# [Required action]
The lines to copy are those in the records below that hold the word "name".

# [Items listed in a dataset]
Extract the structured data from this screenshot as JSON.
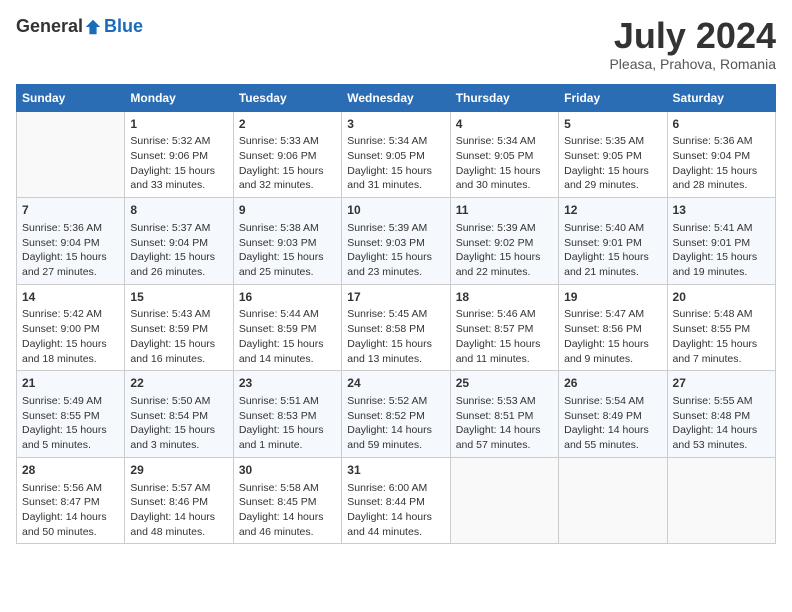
{
  "header": {
    "logo_general": "General",
    "logo_blue": "Blue",
    "title": "July 2024",
    "subtitle": "Pleasa, Prahova, Romania"
  },
  "days_of_week": [
    "Sunday",
    "Monday",
    "Tuesday",
    "Wednesday",
    "Thursday",
    "Friday",
    "Saturday"
  ],
  "weeks": [
    [
      {
        "day": "",
        "info": ""
      },
      {
        "day": "1",
        "info": "Sunrise: 5:32 AM\nSunset: 9:06 PM\nDaylight: 15 hours\nand 33 minutes."
      },
      {
        "day": "2",
        "info": "Sunrise: 5:33 AM\nSunset: 9:06 PM\nDaylight: 15 hours\nand 32 minutes."
      },
      {
        "day": "3",
        "info": "Sunrise: 5:34 AM\nSunset: 9:05 PM\nDaylight: 15 hours\nand 31 minutes."
      },
      {
        "day": "4",
        "info": "Sunrise: 5:34 AM\nSunset: 9:05 PM\nDaylight: 15 hours\nand 30 minutes."
      },
      {
        "day": "5",
        "info": "Sunrise: 5:35 AM\nSunset: 9:05 PM\nDaylight: 15 hours\nand 29 minutes."
      },
      {
        "day": "6",
        "info": "Sunrise: 5:36 AM\nSunset: 9:04 PM\nDaylight: 15 hours\nand 28 minutes."
      }
    ],
    [
      {
        "day": "7",
        "info": "Sunrise: 5:36 AM\nSunset: 9:04 PM\nDaylight: 15 hours\nand 27 minutes."
      },
      {
        "day": "8",
        "info": "Sunrise: 5:37 AM\nSunset: 9:04 PM\nDaylight: 15 hours\nand 26 minutes."
      },
      {
        "day": "9",
        "info": "Sunrise: 5:38 AM\nSunset: 9:03 PM\nDaylight: 15 hours\nand 25 minutes."
      },
      {
        "day": "10",
        "info": "Sunrise: 5:39 AM\nSunset: 9:03 PM\nDaylight: 15 hours\nand 23 minutes."
      },
      {
        "day": "11",
        "info": "Sunrise: 5:39 AM\nSunset: 9:02 PM\nDaylight: 15 hours\nand 22 minutes."
      },
      {
        "day": "12",
        "info": "Sunrise: 5:40 AM\nSunset: 9:01 PM\nDaylight: 15 hours\nand 21 minutes."
      },
      {
        "day": "13",
        "info": "Sunrise: 5:41 AM\nSunset: 9:01 PM\nDaylight: 15 hours\nand 19 minutes."
      }
    ],
    [
      {
        "day": "14",
        "info": "Sunrise: 5:42 AM\nSunset: 9:00 PM\nDaylight: 15 hours\nand 18 minutes."
      },
      {
        "day": "15",
        "info": "Sunrise: 5:43 AM\nSunset: 8:59 PM\nDaylight: 15 hours\nand 16 minutes."
      },
      {
        "day": "16",
        "info": "Sunrise: 5:44 AM\nSunset: 8:59 PM\nDaylight: 15 hours\nand 14 minutes."
      },
      {
        "day": "17",
        "info": "Sunrise: 5:45 AM\nSunset: 8:58 PM\nDaylight: 15 hours\nand 13 minutes."
      },
      {
        "day": "18",
        "info": "Sunrise: 5:46 AM\nSunset: 8:57 PM\nDaylight: 15 hours\nand 11 minutes."
      },
      {
        "day": "19",
        "info": "Sunrise: 5:47 AM\nSunset: 8:56 PM\nDaylight: 15 hours\nand 9 minutes."
      },
      {
        "day": "20",
        "info": "Sunrise: 5:48 AM\nSunset: 8:55 PM\nDaylight: 15 hours\nand 7 minutes."
      }
    ],
    [
      {
        "day": "21",
        "info": "Sunrise: 5:49 AM\nSunset: 8:55 PM\nDaylight: 15 hours\nand 5 minutes."
      },
      {
        "day": "22",
        "info": "Sunrise: 5:50 AM\nSunset: 8:54 PM\nDaylight: 15 hours\nand 3 minutes."
      },
      {
        "day": "23",
        "info": "Sunrise: 5:51 AM\nSunset: 8:53 PM\nDaylight: 15 hours\nand 1 minute."
      },
      {
        "day": "24",
        "info": "Sunrise: 5:52 AM\nSunset: 8:52 PM\nDaylight: 14 hours\nand 59 minutes."
      },
      {
        "day": "25",
        "info": "Sunrise: 5:53 AM\nSunset: 8:51 PM\nDaylight: 14 hours\nand 57 minutes."
      },
      {
        "day": "26",
        "info": "Sunrise: 5:54 AM\nSunset: 8:49 PM\nDaylight: 14 hours\nand 55 minutes."
      },
      {
        "day": "27",
        "info": "Sunrise: 5:55 AM\nSunset: 8:48 PM\nDaylight: 14 hours\nand 53 minutes."
      }
    ],
    [
      {
        "day": "28",
        "info": "Sunrise: 5:56 AM\nSunset: 8:47 PM\nDaylight: 14 hours\nand 50 minutes."
      },
      {
        "day": "29",
        "info": "Sunrise: 5:57 AM\nSunset: 8:46 PM\nDaylight: 14 hours\nand 48 minutes."
      },
      {
        "day": "30",
        "info": "Sunrise: 5:58 AM\nSunset: 8:45 PM\nDaylight: 14 hours\nand 46 minutes."
      },
      {
        "day": "31",
        "info": "Sunrise: 6:00 AM\nSunset: 8:44 PM\nDaylight: 14 hours\nand 44 minutes."
      },
      {
        "day": "",
        "info": ""
      },
      {
        "day": "",
        "info": ""
      },
      {
        "day": "",
        "info": ""
      }
    ]
  ]
}
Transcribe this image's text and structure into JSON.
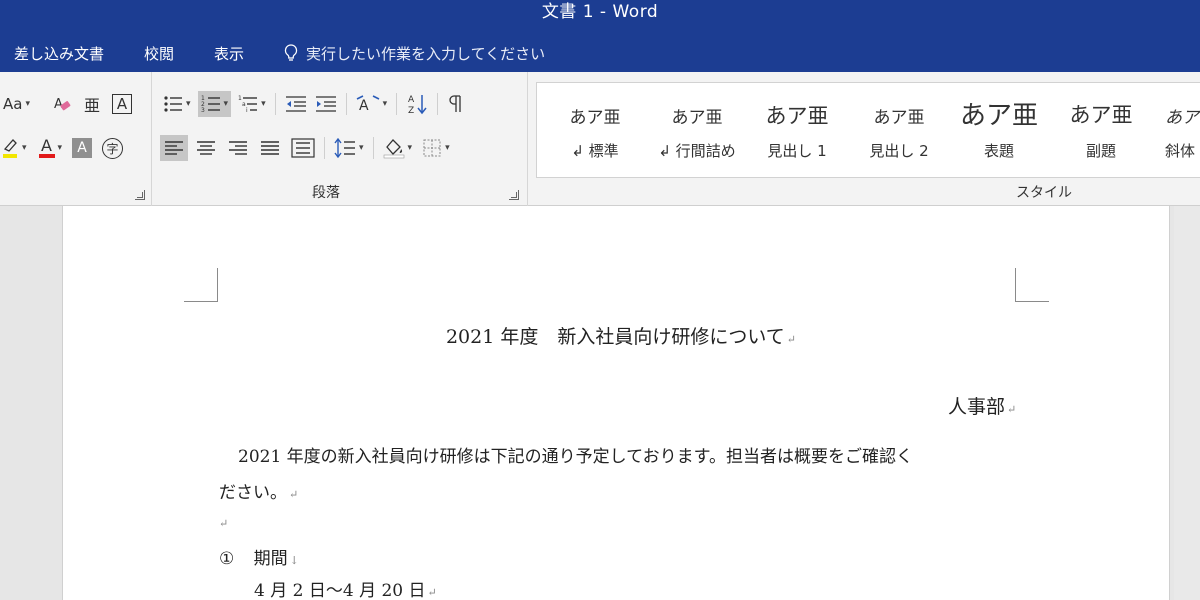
{
  "window": {
    "title": "文書 1 - Word"
  },
  "menu": {
    "items": [
      "差し込み文書",
      "校閲",
      "表示"
    ],
    "tell_me": "実行したい作業を入力してください"
  },
  "ribbon": {
    "font": {
      "case_label": "Aa",
      "ruby_glyph": "亜",
      "boxed_glyph": "A",
      "color_glyph": "A",
      "shade_glyph": "A",
      "enclose_glyph": "字"
    },
    "paragraph": {
      "label": "段落"
    },
    "styles": {
      "label": "スタイル",
      "items": [
        {
          "sample": "あア亜",
          "name": "↲ 標準"
        },
        {
          "sample": "あア亜",
          "name": "↲ 行間詰め"
        },
        {
          "sample": "あア亜",
          "name": "見出し 1"
        },
        {
          "sample": "あア亜",
          "name": "見出し 2"
        },
        {
          "sample": "あア亜",
          "name": "表題"
        },
        {
          "sample": "あア亜",
          "name": "副題"
        },
        {
          "sample": "あア",
          "name": "斜体"
        }
      ]
    },
    "colors": {
      "highlight": "#f2e600",
      "font_color": "#e21a1a"
    }
  },
  "document": {
    "title": "2021 年度　新入社員向け研修について",
    "department": "人事部",
    "body_line1": "2021 年度の新入社員向け研修は下記の通り予定しております。担当者は概要をご確認く",
    "body_line2": "ださい。",
    "item1_label": "①",
    "item1_heading": "期間",
    "item1_detail": "4 月 2 日〜4 月 20 日",
    "para_mark": "↵",
    "line_break_mark": "↓"
  }
}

# [Answer to this task]
          "name": "↲ 標準"
          "name": "↲ 行間詰め"
          "name": "見出し 1"
          "name": "見出し 2"
          "name": "表題"
          "name": "副題"
          "name": "斜体"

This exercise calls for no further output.